Divorce presents many difficulties, and child custody decisions can be the most difficult of all. If divorced parents aren’t able to agree on how to share parenting time or how to raise their children, they must turn to the court for a custody decision.
North Dakota courts make custody decisions by evaluating what custody arrangement would be in the best interests of the child. The best interests of a child are determined by analyzing a list of factors; the court is supposed to consider all of the factors in making a decision.
North Dakota law recognizes that it is generally best for a child to have a healthy relationship with both parents. Unless there is abuse involved, it is preferable for both parents to encourage the child to have a strong relationship with the other parent.
The best interests of a child include consideration of the emotional ties between parent and child. The higher the degree of love and affection between a child and parent, the more likely it is in the child’s best interest to have a custody arrangement that supports that relationship. Courts will also examine the overall ability of a parent to provide for a child, including a parent’s ability to care for a child with special needs.
North Dakota courts will examine the effect of extended family arrangements, the amount of time a child has lived in each parent’s home, and whether the status quo is the best way to support the child’s proper development or whether a change is in order. If all other things are equal but one parent’s home involves closer proximity to extended family and there’s a close relationship between the child and grandparents or cousins, that parent may win out.
North Dakota law requires courts to look into the moral fitness of a parent as it affects the development of the child, but “moral” is not specifically defined. Courts also look at the physical and mental fitness of each parent as both could affect the development of the child.
The best interests of a child may also include considering the opinions of the child, if the court finds that the child has a sufficient level of maturity to make wise decisions. Examples of evidence that might persuade a court of the child’s wisdom could include age, good behavior, or a strong academic record.
The court may want to inspect a child’s various records to help the judge assess the best custody arrangement. For instance, if a child is doing well in school, it may not be in that child’s best interest to create a custody arrangement that moves the child away from that school.
An incident of domestic violence committed with a dangerous weapon, one resulting in serious bodily injury, or a history of abusive behavior will cause the court to presume that the parent who committed the domestic violence is not fit to have an extended custody arrangement, or “residential responsibility.” It is possible, however, for the parent who committed the abusive behavior to still receive residential responsibility if that parent produces clear and convincing evidence that it is in the child’s best interest for that parent to have custodial privileges. (This would probably mean showing that the parent had taken a parenting course or anger management course and had gained a better understanding of how to control violence tendencies.)

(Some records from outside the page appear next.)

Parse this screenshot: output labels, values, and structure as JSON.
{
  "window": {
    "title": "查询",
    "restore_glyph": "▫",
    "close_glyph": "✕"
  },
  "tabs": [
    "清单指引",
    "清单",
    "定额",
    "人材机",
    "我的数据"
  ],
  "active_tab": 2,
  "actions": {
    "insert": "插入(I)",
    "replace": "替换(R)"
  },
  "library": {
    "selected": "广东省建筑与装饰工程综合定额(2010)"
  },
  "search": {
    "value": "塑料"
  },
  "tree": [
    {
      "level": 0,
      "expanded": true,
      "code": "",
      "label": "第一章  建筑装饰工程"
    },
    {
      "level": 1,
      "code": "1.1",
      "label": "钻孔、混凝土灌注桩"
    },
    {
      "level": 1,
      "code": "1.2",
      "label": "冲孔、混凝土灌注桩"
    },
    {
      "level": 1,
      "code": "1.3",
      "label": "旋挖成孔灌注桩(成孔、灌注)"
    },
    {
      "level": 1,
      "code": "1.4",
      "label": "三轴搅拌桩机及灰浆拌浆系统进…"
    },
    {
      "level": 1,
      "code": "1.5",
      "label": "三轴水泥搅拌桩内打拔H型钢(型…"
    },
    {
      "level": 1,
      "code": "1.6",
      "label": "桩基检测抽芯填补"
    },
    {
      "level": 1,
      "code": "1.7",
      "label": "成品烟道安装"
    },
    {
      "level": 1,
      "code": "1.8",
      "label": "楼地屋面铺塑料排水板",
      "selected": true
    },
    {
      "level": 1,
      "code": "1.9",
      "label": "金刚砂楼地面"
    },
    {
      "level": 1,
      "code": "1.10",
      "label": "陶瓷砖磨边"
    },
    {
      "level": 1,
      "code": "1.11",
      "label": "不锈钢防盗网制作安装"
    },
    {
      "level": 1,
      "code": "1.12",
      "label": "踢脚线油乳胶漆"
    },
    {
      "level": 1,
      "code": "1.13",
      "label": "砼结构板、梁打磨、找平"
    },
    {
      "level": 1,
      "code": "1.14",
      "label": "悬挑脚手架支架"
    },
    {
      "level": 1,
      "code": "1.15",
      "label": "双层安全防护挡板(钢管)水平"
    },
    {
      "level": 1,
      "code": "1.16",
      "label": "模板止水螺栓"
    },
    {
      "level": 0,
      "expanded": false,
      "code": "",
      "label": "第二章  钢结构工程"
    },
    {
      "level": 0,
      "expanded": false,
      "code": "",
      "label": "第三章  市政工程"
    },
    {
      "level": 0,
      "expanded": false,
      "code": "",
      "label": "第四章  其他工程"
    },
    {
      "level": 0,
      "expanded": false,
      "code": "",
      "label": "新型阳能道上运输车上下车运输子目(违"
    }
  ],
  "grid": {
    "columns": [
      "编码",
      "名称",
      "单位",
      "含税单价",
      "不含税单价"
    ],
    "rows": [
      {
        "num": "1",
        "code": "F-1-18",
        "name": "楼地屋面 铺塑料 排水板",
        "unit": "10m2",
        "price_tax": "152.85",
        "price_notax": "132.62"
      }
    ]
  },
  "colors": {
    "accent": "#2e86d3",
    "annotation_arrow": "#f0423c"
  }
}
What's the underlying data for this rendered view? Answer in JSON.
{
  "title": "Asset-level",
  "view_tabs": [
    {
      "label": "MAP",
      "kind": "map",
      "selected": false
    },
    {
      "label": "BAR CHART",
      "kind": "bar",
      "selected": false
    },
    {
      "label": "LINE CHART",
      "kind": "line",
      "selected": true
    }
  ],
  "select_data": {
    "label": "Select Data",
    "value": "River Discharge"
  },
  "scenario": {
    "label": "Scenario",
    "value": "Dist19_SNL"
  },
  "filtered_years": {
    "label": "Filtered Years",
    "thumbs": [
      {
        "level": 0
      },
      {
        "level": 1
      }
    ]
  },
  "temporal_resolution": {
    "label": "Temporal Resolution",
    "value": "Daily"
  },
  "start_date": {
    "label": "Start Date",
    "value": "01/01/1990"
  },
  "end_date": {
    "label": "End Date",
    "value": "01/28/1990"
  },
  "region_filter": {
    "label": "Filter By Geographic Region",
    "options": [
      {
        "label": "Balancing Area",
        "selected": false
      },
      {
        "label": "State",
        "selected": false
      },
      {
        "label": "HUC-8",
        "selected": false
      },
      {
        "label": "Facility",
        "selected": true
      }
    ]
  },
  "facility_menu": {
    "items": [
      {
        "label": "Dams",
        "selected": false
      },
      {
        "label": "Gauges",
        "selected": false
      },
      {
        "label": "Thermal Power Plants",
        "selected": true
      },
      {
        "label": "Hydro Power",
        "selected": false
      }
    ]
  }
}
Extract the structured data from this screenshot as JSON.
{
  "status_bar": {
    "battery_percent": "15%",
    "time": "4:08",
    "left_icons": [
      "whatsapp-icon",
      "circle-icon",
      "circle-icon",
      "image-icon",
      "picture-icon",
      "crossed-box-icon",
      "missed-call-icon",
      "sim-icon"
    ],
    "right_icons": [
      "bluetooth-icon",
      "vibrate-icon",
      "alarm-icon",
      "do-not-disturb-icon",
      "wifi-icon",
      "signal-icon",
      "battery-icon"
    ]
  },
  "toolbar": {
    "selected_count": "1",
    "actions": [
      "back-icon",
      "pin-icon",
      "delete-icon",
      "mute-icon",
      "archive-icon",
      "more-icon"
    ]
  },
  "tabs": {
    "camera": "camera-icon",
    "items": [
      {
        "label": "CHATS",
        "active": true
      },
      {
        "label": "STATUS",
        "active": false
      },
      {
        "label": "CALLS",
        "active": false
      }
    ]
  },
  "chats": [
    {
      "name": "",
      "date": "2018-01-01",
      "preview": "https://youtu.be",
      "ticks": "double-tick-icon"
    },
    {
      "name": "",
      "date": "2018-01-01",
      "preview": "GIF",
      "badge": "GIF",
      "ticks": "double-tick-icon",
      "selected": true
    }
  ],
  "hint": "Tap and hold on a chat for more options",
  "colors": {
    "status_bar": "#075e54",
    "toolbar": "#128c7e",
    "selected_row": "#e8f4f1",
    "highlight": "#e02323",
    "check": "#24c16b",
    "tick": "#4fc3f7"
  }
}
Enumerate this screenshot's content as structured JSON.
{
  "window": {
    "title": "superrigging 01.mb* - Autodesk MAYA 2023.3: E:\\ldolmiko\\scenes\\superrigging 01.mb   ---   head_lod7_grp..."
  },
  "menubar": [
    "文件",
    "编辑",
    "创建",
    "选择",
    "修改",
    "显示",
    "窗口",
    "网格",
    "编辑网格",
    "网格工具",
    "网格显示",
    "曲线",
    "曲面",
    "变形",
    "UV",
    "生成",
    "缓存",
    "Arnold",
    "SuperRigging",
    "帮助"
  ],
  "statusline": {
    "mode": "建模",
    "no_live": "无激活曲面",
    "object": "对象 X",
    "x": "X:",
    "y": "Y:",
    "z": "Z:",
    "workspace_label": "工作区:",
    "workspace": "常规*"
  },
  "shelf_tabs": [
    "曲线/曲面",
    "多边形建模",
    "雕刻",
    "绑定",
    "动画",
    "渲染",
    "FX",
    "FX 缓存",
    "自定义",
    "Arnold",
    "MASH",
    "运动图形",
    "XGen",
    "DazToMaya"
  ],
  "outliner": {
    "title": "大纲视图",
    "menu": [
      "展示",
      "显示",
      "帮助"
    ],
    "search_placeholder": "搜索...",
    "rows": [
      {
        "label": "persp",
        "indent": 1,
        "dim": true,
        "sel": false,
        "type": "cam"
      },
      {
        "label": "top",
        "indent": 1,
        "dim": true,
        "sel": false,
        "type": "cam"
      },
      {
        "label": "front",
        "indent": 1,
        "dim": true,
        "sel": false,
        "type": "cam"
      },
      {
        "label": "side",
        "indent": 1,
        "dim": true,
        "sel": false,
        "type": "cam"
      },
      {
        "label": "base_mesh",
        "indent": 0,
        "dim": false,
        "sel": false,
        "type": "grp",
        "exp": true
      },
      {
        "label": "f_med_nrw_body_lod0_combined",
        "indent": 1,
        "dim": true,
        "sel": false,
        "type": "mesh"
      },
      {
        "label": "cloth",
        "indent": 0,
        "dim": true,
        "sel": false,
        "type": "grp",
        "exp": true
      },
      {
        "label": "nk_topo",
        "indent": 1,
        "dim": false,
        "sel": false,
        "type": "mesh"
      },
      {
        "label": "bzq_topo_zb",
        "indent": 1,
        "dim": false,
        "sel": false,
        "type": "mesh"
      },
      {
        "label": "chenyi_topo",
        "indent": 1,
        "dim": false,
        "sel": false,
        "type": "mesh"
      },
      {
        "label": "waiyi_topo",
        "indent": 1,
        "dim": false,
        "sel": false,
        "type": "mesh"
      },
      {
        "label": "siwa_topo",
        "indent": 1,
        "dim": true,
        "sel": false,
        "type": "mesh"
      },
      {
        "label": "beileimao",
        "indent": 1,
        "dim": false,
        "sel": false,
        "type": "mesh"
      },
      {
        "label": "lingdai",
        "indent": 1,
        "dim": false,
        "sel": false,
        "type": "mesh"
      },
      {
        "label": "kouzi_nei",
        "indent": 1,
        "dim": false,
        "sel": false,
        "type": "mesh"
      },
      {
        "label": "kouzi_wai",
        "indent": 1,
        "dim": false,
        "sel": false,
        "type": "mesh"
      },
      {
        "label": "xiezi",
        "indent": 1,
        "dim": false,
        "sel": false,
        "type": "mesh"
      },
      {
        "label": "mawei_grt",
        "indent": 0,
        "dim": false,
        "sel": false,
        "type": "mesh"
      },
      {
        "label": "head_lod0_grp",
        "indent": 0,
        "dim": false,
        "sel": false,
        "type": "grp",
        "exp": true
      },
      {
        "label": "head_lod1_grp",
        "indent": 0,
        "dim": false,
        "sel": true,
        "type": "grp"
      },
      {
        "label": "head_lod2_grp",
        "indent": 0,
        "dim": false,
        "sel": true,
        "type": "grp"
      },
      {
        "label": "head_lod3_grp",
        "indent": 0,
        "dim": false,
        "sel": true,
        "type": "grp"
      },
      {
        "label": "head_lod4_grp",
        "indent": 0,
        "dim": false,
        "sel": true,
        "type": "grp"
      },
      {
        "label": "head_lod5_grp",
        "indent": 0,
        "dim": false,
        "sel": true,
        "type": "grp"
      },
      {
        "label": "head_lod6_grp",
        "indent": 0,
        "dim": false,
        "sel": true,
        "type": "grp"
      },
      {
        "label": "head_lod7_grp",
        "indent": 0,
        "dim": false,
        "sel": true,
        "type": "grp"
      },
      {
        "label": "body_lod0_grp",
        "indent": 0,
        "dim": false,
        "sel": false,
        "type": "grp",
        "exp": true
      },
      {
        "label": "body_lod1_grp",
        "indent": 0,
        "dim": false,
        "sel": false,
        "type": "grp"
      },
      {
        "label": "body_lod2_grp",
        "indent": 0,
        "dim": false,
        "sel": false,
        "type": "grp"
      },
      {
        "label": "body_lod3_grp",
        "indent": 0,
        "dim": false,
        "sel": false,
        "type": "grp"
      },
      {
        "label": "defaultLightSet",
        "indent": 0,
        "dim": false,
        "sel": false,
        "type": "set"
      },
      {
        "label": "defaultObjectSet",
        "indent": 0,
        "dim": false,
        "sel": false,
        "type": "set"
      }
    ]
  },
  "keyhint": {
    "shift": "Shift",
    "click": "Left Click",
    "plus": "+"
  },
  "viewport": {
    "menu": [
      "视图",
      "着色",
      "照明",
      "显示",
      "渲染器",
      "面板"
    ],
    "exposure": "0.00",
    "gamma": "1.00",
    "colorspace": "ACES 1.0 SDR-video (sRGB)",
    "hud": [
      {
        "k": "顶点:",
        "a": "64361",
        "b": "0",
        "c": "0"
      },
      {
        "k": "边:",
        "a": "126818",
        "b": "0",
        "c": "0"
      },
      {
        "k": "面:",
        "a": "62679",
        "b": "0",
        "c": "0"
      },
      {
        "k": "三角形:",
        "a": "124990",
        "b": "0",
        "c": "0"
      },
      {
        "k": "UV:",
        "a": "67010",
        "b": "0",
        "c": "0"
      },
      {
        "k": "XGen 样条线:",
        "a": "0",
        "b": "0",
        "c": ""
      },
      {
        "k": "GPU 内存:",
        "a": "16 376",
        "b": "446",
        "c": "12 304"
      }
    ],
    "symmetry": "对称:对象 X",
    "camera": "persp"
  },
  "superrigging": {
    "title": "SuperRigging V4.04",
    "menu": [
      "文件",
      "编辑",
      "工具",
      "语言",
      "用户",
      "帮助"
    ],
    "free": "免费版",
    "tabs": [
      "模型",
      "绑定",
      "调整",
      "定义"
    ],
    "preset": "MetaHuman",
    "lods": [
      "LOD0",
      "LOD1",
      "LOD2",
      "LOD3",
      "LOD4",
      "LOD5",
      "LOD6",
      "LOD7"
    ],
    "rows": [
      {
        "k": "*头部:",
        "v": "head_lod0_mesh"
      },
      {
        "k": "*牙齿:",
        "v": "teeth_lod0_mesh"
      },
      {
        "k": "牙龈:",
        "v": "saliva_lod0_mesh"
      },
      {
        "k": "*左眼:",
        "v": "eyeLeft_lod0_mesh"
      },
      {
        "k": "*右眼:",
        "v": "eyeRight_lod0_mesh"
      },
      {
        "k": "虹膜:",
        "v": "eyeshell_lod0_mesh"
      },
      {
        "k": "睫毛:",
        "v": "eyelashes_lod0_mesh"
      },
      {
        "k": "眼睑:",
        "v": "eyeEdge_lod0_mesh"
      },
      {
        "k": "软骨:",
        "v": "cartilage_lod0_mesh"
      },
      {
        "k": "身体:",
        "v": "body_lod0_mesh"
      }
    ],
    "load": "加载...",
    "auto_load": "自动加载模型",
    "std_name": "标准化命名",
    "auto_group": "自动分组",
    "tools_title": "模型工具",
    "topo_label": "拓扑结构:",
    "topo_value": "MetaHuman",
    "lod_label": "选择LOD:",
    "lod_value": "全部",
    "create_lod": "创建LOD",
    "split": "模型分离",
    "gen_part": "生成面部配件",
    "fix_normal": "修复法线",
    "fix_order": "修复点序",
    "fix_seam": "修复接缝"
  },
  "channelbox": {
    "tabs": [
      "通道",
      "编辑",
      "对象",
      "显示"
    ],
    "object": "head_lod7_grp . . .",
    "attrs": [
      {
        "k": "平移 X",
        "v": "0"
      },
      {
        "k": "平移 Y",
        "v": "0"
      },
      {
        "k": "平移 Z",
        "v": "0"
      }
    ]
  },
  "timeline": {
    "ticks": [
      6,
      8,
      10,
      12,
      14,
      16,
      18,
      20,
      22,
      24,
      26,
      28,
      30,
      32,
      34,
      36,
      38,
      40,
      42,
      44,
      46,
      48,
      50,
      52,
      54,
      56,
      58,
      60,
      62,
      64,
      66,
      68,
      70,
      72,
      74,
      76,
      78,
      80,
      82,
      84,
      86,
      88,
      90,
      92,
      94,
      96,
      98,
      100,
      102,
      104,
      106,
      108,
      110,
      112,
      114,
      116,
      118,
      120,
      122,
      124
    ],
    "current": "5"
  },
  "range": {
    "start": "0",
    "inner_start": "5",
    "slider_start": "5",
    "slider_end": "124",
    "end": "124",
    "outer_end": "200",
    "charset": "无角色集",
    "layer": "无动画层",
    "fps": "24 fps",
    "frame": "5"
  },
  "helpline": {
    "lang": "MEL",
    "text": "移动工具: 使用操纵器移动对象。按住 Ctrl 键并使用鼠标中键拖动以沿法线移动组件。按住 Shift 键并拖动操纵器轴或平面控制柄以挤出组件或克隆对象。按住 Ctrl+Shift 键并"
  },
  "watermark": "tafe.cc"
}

It is preferable for parents themselves to arrive at a suitable custody agreement by putting the child’s interests first. If they are unable to, however, courts will decide child custody issues by considering the child’s interests first.